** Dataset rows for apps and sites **

►

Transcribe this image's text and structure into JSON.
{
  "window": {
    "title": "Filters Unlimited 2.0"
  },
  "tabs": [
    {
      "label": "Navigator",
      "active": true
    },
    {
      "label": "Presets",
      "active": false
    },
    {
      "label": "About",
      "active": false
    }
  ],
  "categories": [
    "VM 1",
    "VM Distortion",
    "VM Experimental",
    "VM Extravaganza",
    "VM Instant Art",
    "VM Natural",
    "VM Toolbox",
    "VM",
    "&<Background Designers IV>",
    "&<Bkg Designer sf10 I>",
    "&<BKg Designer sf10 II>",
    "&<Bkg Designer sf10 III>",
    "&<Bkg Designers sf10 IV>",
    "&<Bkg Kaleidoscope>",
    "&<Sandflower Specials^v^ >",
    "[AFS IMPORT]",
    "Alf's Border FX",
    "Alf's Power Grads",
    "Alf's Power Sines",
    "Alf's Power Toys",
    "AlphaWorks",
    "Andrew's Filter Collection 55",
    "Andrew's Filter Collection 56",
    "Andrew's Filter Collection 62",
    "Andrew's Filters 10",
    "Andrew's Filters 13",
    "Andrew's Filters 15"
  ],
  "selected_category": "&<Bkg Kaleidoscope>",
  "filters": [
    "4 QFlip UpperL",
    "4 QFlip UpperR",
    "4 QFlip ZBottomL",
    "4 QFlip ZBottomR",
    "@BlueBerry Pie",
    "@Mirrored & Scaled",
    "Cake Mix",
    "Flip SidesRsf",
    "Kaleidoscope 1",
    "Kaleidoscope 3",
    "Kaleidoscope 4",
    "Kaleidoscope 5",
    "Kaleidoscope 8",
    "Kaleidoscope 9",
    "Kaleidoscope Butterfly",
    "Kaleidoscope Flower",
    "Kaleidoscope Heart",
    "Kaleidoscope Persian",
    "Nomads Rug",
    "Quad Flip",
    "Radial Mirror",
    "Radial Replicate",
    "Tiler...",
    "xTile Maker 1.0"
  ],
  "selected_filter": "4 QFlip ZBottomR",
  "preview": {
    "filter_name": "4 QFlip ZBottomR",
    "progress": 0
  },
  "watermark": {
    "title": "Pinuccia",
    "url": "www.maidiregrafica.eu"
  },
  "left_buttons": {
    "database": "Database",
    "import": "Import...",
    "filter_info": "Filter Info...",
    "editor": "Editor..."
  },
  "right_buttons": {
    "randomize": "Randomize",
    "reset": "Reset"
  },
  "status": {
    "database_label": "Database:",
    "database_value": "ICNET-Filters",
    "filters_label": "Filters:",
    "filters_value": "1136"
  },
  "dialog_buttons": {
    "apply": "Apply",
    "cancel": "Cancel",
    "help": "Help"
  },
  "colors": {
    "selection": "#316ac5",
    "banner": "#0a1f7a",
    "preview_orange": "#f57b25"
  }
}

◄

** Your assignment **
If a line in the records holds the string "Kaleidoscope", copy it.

** Written response **
    "&<Bkg Kaleidoscope>",
  "selected_category": "&<Bkg Kaleidoscope>",
    "Kaleidoscope 1",
    "Kaleidoscope 3",
    "Kaleidoscope 4",
    "Kaleidoscope 5",
    "Kaleidoscope 8",
    "Kaleidoscope 9",
    "Kaleidoscope Butterfly",
    "Kaleidoscope Flower",
    "Kaleidoscope Heart",
    "Kaleidoscope Persian",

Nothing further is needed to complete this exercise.